    Everything i own is also copied to an external hard drive for backup. If my RAID0 dies, i dont care too much, it doesnt hold anything other than OS X and applications.
     
  12. Corrode macrumors 6502a

    Corrode

    Joined:
    Dec 26, 2008
    Location:
    Calgary, AB
    #12
    I'm with you on that whole "not trusting Riad" thing. Every time I go into my room, money is missing from my desk. I should have never trusted him in the first place.
     
  13. Hot Snowboarder macrumors 6502

    Joined:
    Jan 2, 2009
    Location:
    Behind you...!
    #13
    Kinda sounds the same when you say it like that...
     
  14. Nugget macrumors 65816

    Nugget

    Joined:
    Nov 24, 2002
    Location:
    Houston Texas USA
    #14
    Let's say you accidentally delete a file. Explain to me how you can restore it from your RAID?

    That's why RAID is not a backup.
     
  15. Winni macrumors 68030

    Winni

    Joined:
    Oct 15, 2008
    Location:
    Germany.
    #15
    Yes, you are alone.

    RAID is a rather old and thus mature server technology. It was designed for fail safe redundancy, meaning that your system stays operational even after a hard disk failure. However, a RAID does NOT replace a backup!

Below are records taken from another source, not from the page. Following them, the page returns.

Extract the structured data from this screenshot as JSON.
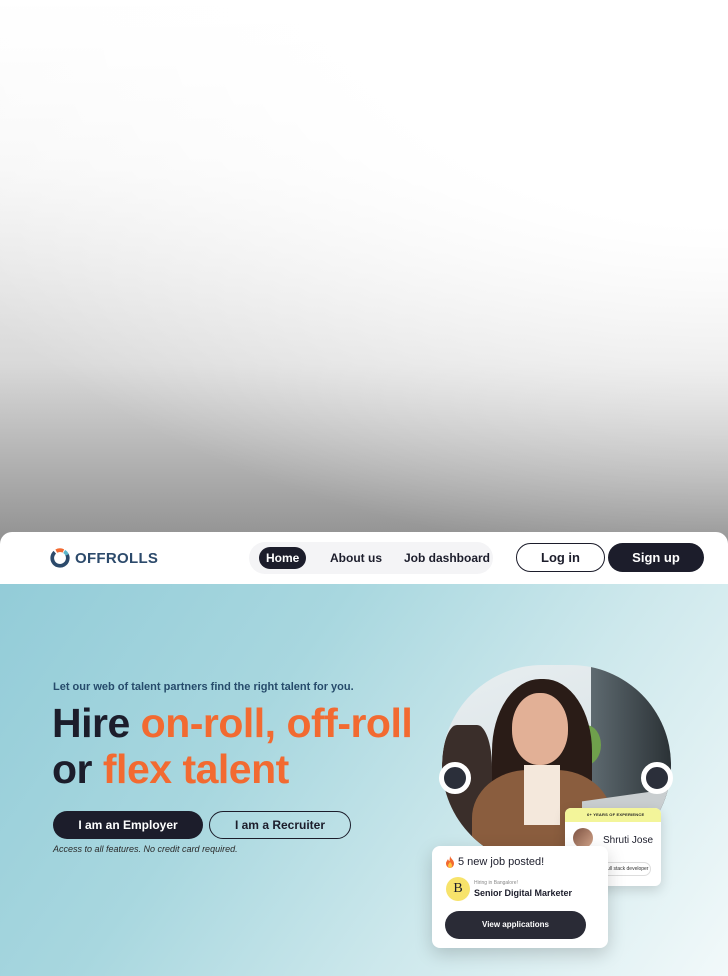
{
  "brand": {
    "name": "OFFROLLS"
  },
  "nav": {
    "items": [
      {
        "label": "Home",
        "active": true
      },
      {
        "label": "About us",
        "active": false
      },
      {
        "label": "Job dashboard",
        "active": false
      }
    ],
    "login_label": "Log in",
    "signup_label": "Sign up"
  },
  "hero": {
    "tagline": "Let our web of talent partners find the right talent for you.",
    "headline": {
      "part1": "Hire ",
      "part2": "on-roll, off-roll",
      "part3": " or ",
      "part4": "flex talent"
    },
    "employer_button": "I am an Employer",
    "recruiter_button": "I am a Recruiter",
    "note": "Access to all features. No credit card required."
  },
  "profile_card": {
    "experience": "6+ YEARS OF EXPERIENCE",
    "name": "Shruti Jose",
    "role": "Full stack developer"
  },
  "job_card": {
    "posted": "5 new job posted!",
    "company_initial": "B",
    "hiring_in": "Hiring in Bangalore!",
    "job_title": "Senior Digital Marketer",
    "view_button": "View applications"
  },
  "colors": {
    "dark": "#1c1d2b",
    "accent_orange": "#f26a31",
    "brand_blue": "#2c4a6b",
    "hero_start": "#93ccd8",
    "hero_end": "#f2f9fa",
    "badge_yellow": "#f3f59a"
  },
  "icons": {
    "logo": "offrolls-ring-logo",
    "fire": "fire-emoji-icon"
  }
}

    Repeat: A RAID does NOT substitute or replace backups!

    Why? Because a RAID does not archive data like a backup does, a RAID provides redundancy for current data.
     
  16. steve2112 macrumors 68040

    steve2112

    Joined:
    Feb 20, 2009
    Location:
    East of Lyra, Northwest of Pegasus
    #16
    So much THIS! If you only have one copy of your data, you don't have any copies of your data. If your data is all in one location, then you may as well not have your data at all, since you are one disaster away from losing all of it.

    As everyone else has pointed out, RAID is simply how your HDDs are arranged. A RAID 1 mirror provides a little comfort in that if one drive fails, the other is an exact copy. RAID 5 is good, since you can lose one drive an still keep going, and it provides better performance. However, that still isn't a backup. Backups are stored somewhere other than the original machine, preferably offsite. With that said, you can use RAID in backups. You can get NAS (Network Attached Storage) devices with a RAID 1 or 5 setup. If you want to get really crazy, you can have something RAID 5+1 (striping with parity and mirroring), but you won't really see that outside a major NAS setup or SAN.

    This whole perception problem with RAID can lead to problems. I have seen a few cases where people think they have backups simply because they are mirroring their drives. They often get a rude awakening if it fails, and they lose their data.
     

Share This Page